Anyone that knows me well could tell you I’ve always been horrible at giving gifts. Choosing, wrapping, and delivering presents takes many of the same skills as producing educational content. This idea has been on my mind throughout my rotation at the University of Maryland Campus Dining, where my internship partner and I are responsible for producing an enormous amount of educational content. Throughout the last three weeks we’ve made countless posters, table tents, nutrition tips, infographics, and articles. We chose each one carefully, thinking of our audience’s needs, how we would squeeze the information into a small package, design it to hook readers, and then teach a simple nutrition idea related to a complex topic. Creating all of this content has taught me so much selecting appropriate material, packaging it, and delivering it.
Giving a baby a blender isn’t going to go well, no matter how well you wrap it, so the first step is to choose the right gift for the right person. I have found that knowing about my intended audience helps me decide which topics will work best. Should I write about the benefits of fiber for a group of vegetable-eating vegans? Probably not. What about the topic of iron deficiency for a group of meat-eating, middle-aged men? Again, that topic wouldn’t fit. Generalizations aside, it helps to know a little bit about the intended audience to determine what topic would have the greatest positive impact. Many of the educational materials at Campus Dining are intended for busy, tired college students, so they need to be succinct enough to communicate quickly, while still conveying relevant information and explaining complex topics. I try to learn as much as I can about the audience so I can pick out something they’ll love.
You shouldn’t need to take a gift-unwrapping class before playing with your new present and you shouldn’t need a nutrition degree to understand a poster on the cafeteria wall. I have learned to consider how complicated and detailed to make my topic so that I can make sure my audience will understand it. Trying to distill a large, unwieldy topic down to a concentrated concept is difficult and takes practice. I’m constantly asking myself questions like, “Do readers have enough background information? Is this information is absolutely necessary for the reader to know? Am I using any jargon or acronyms that lay people won’t understand? Is the big idea simple enough?” Reducing sentence length, removing big words, and utilizing lists are all important pieces of keeping the readability within the audiences grasp. The best gift is worthless without a box that the recipient can easily open.
Would you rather open the brightly wrapped present covered in ribbons and bows or the dusty cardboard box sitting in the corner? I have learned that perhaps the most important part of this whole process is to make the information interesting with eye-catching design to help hook your reader’s attention. Even if you carefully select information for your target audience and create a clear summary, it may still get ignored if it isn’t packaged in a way that draws attention. Intuitive design and images can also help communicate messages without words, making materials easier to understand for an audience with limited literacy.

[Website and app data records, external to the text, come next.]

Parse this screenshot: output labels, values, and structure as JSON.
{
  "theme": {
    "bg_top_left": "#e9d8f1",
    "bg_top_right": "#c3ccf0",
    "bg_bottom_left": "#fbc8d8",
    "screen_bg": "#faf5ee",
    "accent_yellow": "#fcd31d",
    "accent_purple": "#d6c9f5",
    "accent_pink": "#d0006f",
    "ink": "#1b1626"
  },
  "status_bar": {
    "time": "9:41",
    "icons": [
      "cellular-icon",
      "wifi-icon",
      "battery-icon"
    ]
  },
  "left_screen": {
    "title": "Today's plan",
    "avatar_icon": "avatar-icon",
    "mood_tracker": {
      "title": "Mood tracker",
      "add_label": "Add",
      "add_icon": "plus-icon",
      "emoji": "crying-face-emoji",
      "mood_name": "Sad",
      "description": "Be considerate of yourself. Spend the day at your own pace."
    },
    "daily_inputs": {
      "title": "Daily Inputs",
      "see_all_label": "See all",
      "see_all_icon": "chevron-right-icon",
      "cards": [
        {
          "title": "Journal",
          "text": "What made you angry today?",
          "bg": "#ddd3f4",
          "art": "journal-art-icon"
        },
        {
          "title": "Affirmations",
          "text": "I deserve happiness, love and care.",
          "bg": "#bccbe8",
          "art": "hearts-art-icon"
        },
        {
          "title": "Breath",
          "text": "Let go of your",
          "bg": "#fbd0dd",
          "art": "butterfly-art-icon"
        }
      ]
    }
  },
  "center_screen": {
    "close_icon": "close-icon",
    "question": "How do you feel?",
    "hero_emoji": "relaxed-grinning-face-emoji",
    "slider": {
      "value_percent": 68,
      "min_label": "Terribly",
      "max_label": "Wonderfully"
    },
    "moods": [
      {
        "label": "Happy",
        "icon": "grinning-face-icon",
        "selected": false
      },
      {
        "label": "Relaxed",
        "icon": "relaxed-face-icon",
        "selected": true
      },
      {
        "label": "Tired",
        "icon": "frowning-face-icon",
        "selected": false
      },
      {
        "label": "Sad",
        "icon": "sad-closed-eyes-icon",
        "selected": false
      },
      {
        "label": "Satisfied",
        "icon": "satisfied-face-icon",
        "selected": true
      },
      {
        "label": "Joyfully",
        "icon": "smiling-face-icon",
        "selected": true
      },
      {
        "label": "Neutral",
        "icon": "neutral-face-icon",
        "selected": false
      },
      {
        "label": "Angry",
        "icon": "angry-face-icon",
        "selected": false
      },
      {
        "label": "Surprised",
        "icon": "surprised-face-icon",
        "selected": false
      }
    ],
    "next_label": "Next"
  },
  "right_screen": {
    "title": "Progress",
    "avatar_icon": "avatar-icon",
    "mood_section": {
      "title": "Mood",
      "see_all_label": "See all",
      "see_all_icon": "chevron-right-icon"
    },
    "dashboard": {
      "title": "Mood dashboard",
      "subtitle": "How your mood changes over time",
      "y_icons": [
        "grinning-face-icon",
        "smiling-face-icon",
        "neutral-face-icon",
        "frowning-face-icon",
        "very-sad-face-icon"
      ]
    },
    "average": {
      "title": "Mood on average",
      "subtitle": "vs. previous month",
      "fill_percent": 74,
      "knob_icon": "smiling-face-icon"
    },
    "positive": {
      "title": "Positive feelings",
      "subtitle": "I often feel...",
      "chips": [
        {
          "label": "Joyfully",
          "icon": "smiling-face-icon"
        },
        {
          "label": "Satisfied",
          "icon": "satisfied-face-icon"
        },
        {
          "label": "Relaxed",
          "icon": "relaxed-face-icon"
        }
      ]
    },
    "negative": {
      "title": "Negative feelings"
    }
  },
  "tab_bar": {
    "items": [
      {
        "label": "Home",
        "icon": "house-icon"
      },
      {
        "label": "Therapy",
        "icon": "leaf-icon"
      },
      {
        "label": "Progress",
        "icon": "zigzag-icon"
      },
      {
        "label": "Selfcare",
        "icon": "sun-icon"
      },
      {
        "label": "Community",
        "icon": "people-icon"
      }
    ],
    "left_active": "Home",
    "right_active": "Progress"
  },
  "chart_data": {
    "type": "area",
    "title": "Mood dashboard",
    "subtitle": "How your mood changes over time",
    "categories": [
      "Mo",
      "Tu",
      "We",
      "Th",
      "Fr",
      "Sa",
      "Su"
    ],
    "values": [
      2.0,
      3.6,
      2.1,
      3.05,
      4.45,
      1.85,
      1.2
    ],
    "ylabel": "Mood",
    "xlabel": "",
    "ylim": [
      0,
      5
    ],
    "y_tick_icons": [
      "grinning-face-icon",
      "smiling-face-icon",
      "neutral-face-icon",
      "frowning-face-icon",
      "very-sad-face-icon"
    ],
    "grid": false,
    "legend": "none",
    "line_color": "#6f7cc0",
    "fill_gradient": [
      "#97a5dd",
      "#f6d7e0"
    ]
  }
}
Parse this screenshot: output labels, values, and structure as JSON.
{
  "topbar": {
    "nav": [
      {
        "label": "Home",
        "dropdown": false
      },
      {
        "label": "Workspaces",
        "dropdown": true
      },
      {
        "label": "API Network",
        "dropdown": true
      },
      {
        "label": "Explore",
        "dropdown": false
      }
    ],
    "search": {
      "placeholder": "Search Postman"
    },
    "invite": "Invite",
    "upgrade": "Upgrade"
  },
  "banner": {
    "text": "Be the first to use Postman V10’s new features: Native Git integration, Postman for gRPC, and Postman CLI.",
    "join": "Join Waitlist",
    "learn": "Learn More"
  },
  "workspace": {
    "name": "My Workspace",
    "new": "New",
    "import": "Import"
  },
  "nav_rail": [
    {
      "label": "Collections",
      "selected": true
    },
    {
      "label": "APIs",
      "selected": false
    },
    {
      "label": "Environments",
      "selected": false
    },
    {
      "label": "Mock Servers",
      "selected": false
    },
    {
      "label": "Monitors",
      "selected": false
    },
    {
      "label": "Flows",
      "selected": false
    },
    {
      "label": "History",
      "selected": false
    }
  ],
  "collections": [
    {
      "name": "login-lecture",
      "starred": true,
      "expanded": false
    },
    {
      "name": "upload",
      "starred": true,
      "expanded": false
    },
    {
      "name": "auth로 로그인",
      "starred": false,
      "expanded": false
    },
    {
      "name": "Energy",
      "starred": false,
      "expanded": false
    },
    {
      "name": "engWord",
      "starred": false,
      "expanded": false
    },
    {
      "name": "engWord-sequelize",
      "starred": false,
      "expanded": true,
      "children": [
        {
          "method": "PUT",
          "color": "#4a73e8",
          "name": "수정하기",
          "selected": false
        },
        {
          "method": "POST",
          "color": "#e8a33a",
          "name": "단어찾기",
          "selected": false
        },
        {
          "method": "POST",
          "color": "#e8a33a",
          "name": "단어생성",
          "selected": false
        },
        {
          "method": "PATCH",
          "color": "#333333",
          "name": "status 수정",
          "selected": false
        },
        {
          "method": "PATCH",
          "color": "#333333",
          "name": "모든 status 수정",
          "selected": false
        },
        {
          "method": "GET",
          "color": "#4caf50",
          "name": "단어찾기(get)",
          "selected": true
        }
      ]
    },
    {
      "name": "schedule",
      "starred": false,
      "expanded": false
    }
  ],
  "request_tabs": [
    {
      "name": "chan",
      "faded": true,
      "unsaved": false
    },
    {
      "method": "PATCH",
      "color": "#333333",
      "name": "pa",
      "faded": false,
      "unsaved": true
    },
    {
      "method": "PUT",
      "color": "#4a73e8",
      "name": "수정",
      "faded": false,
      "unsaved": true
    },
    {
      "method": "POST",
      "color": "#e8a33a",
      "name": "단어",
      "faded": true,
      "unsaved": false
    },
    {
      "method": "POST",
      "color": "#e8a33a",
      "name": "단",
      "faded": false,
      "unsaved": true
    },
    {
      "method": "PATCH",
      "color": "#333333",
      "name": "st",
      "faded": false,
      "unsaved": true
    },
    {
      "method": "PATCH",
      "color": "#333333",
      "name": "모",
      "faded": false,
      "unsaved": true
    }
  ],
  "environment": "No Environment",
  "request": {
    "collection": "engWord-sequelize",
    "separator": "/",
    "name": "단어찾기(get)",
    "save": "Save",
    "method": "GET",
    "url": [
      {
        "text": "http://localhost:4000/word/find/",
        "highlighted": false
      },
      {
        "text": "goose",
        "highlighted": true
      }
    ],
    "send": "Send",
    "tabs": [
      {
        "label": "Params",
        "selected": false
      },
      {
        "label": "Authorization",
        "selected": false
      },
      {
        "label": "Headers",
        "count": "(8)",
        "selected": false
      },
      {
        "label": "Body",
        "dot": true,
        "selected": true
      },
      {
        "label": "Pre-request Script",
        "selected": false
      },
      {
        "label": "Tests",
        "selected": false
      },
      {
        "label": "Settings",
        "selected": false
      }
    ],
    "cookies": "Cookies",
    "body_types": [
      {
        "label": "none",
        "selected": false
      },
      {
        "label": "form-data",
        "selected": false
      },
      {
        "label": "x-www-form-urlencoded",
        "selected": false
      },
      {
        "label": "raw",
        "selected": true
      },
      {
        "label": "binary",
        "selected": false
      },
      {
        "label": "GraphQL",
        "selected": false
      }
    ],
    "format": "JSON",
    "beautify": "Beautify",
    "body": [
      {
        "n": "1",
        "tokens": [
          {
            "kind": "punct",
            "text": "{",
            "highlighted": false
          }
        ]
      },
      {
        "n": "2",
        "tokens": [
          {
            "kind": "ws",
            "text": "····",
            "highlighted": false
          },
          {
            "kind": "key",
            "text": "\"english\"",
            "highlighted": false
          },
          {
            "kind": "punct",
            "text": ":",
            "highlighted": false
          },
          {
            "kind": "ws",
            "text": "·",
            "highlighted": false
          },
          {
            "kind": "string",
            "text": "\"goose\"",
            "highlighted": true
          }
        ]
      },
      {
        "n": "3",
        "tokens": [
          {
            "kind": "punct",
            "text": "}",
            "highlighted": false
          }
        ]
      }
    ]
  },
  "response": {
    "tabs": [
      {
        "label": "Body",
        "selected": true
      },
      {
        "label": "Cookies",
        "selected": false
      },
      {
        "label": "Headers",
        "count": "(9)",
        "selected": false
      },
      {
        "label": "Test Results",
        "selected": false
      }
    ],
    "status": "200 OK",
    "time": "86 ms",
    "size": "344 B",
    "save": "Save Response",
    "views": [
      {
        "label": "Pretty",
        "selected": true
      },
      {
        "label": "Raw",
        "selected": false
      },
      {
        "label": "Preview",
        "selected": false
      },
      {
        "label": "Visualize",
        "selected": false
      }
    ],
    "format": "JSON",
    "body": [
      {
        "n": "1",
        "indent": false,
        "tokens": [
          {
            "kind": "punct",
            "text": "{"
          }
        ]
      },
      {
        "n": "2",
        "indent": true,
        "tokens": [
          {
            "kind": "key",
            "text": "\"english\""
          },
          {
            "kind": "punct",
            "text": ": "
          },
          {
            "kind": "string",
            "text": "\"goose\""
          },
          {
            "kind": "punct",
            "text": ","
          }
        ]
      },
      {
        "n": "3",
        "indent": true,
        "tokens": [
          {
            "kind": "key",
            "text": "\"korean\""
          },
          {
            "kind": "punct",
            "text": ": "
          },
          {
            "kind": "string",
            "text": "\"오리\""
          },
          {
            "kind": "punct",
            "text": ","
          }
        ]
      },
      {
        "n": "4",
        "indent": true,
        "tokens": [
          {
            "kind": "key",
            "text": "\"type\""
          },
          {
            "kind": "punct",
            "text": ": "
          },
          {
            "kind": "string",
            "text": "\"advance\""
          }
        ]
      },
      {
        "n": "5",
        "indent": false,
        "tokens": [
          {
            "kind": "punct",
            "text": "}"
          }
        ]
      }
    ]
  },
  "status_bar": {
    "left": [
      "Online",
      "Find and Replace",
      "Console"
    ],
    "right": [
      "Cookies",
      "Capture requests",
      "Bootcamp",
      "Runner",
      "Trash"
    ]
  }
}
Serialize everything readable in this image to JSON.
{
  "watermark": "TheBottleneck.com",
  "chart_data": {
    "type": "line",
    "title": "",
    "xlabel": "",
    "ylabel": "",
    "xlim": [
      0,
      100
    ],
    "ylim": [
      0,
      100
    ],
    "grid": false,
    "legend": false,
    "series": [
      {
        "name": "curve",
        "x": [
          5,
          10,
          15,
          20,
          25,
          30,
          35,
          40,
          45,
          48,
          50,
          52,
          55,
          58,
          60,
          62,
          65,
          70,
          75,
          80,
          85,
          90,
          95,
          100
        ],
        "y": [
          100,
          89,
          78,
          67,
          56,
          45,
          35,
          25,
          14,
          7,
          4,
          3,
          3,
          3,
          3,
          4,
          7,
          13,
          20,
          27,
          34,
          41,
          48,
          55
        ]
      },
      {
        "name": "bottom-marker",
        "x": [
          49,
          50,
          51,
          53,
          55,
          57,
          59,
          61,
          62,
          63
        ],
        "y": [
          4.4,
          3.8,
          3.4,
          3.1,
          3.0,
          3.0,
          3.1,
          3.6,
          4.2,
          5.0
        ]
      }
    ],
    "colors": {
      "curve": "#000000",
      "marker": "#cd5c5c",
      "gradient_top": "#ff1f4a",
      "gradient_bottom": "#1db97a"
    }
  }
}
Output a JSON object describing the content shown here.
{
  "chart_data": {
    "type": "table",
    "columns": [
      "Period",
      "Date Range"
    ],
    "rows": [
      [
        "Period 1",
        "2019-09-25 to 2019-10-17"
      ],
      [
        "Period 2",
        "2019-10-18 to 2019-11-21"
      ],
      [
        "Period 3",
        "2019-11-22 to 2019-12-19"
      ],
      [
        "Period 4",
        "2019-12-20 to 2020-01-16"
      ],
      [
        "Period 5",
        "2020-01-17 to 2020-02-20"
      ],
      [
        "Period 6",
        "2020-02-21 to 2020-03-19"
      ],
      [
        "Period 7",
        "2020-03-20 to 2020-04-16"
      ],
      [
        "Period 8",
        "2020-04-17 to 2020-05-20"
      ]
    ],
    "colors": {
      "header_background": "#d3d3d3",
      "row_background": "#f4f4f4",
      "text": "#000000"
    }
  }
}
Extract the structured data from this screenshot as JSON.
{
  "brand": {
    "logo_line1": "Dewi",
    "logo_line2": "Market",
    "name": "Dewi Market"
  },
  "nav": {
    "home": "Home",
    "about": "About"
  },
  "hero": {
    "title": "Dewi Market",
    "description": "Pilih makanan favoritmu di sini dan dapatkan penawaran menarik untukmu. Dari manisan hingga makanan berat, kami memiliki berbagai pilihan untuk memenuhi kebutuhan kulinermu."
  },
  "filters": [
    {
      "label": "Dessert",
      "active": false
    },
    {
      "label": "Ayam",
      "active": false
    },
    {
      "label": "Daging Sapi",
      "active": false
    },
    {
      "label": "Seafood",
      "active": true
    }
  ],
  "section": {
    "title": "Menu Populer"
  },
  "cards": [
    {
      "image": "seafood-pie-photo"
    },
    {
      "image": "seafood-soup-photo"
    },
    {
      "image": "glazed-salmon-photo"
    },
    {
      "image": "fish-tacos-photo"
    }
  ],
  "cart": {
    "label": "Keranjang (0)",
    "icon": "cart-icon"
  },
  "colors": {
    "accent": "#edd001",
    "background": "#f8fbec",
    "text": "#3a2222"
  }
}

Given this, I set aside time to fine-tune the wrapping to hopefully lock my audience’s attention on my content.
Over the last few weeks I’ve learned that creating educational materials is a lot like giving a good birthday present. You need to make sure you’re giving something that the recipient will care about, make sure they can understand the information, and wrap it in something that will draw in your reader. I’ve become a much stronger content creator during my time at University of Maryland Campus Dining, and I believe I’ve become a better gift giver too.